Choi Kwang-ho, secretary general of Korea Music Content Association, delivers a presentation on its brand new global K-pop “Circle Chart” at a proclamation ceremony in Jongno-gu, central Seoul, Thursday. (KMCA)
South Korean music sales tracker Gaon Chart has debuted a new name with an aim to provide the most accurate and diverse K-pop data for fans all around the world.
The Korea Music Content Association, which operates the Gaon chart, held a proclamation ceremony in Jongno-gu, central Seoul, Thursday, during which it layed out a road map for its renewed K-pop chart, as well as unveiling the brand new name for the chart -- Circle Chart. Gaon Chart, founded in 2010, has operated as the country‘s most recognized music chart and is often compared to the American Billboard charts and Japan‘s Oricon charts.
“Gaon Chart will be renamed to Circle Chart beginning today. The shift is expected to connect K-pop fans around the world with one another. We are hoping the global K-pop chart will establish a bridge to the spread of K-pop’s good influences and to become a K-pop big data hub that can generate more accurate data for the industry,” Choi Kwang-ho, secretary general of KMCA, said during the event.
The association has established global partnership deals with Spotify and Apple Music, as well as YouTube and TikTok since 2020, according to Choi.
With these strategic alliances, the chart operator will be able to legitimately gather a variety of data from the global companies. Previously, it had a limited access to the data provided by the local streaming players such as Melon, Genie Music, Bugs, Flo and Naver’s Vibe, Choi explained.
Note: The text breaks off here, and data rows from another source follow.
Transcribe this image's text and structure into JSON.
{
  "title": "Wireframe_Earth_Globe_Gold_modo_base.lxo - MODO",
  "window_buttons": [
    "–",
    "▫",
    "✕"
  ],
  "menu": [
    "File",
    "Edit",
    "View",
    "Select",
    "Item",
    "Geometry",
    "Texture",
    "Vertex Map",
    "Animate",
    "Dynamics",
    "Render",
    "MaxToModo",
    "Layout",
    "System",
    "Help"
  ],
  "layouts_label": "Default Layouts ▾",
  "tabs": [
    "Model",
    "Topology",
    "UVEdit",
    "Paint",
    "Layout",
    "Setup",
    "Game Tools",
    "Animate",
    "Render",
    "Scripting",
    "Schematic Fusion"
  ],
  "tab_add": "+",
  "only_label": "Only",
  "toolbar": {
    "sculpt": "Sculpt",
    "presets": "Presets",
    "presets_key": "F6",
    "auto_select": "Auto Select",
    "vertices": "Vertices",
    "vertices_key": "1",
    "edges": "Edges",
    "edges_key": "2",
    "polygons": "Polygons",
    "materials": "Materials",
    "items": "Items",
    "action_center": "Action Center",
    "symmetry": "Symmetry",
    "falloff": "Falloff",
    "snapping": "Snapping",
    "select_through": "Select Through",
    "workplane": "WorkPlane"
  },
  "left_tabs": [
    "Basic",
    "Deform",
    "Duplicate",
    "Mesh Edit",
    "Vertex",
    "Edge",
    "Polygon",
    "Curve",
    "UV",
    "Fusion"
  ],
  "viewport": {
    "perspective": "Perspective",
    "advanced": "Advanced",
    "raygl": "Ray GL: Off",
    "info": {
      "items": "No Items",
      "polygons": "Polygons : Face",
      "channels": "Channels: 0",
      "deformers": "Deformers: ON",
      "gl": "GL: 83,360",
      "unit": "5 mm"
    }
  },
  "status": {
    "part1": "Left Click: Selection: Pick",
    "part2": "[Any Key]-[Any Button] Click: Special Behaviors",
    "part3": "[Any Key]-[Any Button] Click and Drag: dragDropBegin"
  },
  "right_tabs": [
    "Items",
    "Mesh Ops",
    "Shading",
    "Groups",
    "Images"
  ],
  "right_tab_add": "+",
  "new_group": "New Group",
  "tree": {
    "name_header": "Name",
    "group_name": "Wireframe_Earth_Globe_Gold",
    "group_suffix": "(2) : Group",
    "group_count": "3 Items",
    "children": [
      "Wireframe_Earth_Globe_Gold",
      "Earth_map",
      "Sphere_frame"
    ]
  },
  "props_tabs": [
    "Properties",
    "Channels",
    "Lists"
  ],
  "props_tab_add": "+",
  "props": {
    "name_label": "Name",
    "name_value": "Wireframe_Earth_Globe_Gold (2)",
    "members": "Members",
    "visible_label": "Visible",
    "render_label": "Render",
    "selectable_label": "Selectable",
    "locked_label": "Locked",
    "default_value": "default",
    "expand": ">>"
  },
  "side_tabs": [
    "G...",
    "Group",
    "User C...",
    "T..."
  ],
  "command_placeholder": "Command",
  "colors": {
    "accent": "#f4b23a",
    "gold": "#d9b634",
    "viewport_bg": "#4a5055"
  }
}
In addition to yearly and monthly physical album sales data, the reformation will provide weekly physical album sales. The chart also allows users to check on the first-week sale figures of K-pop artists’ physical albums, which was previously only available from a local album sales tracker Hanteo Chart, according to the association’s officials.
The retail album chart on Circle Chart will be separated into two -- accumulated physical album sale figures from home and abroad as well. To usher in the K-pop industry’s moves to reduce environmental pollution, the global chart will create a section that determines the ranking of eco-friendly album productions.
From left: Super Junior‘s Leeteuk, Korea Music Content Association’s secretary general Choi Kwang-ho, pop culture critic Jung Duk-hyun and KDI School of public policy and management’s professor Lee Tae-jun pose for a photo during a proclamation ceremony in Jongno-gu, central Seoul, Thursday. (KMCA)
Since the global K-pop chart was given a new name, the association’s annual Gaon Chart Music Awards has also changed its title to Circle Chart Music Awards. The event is set to take place in January next year. A new award for being environmentally-friendly will be created.
In addition to the KMCA officials, Super Junior’s Leeteuk, pop culture critic Jung Duk-hyun and KDI School of public policy and management’s professor Lee Tae-jun, as well as industry officials from Kakao Entertainment, Spotify Korea, Apple Music and Melon attended the event to share their thoughts and support the chart’s new vision.
Leeteuk, who hosted Thursday’s event, said, “We can look forward to famous global pop artists such as Justin Bieber winning awards at the Circle Chart Music Awards like we had looked forward to BTS’ win at the Grammy Awards. Since there will be a new award for climate change and environmental protection, I‘ll aim for it since I own an electric vehicle.”
“Before I got to know what Circle Chart is about, I cast the doubt on its operation direction because Gaon Chart has already been a stable chart locally. But since K-pop has become a global phenomenon, I have recognized the need for a global K-pop chart, too. ... Now I think the chart’s vision is clear and valuable enough,” Jung said.
Professor Lee added, “Although going carbon neutral is the government’s task to solve, I would like to thank the K-pop industry for its swift action and effort. ... To find effective ways for the better future, we need collective intelligence and to do so, we need data. Beyond the K-pop industry’s innovation and transparency, I believe the effort will give positive influences on other industries.”
By Jie Ye-eun (firstname.lastname@example.org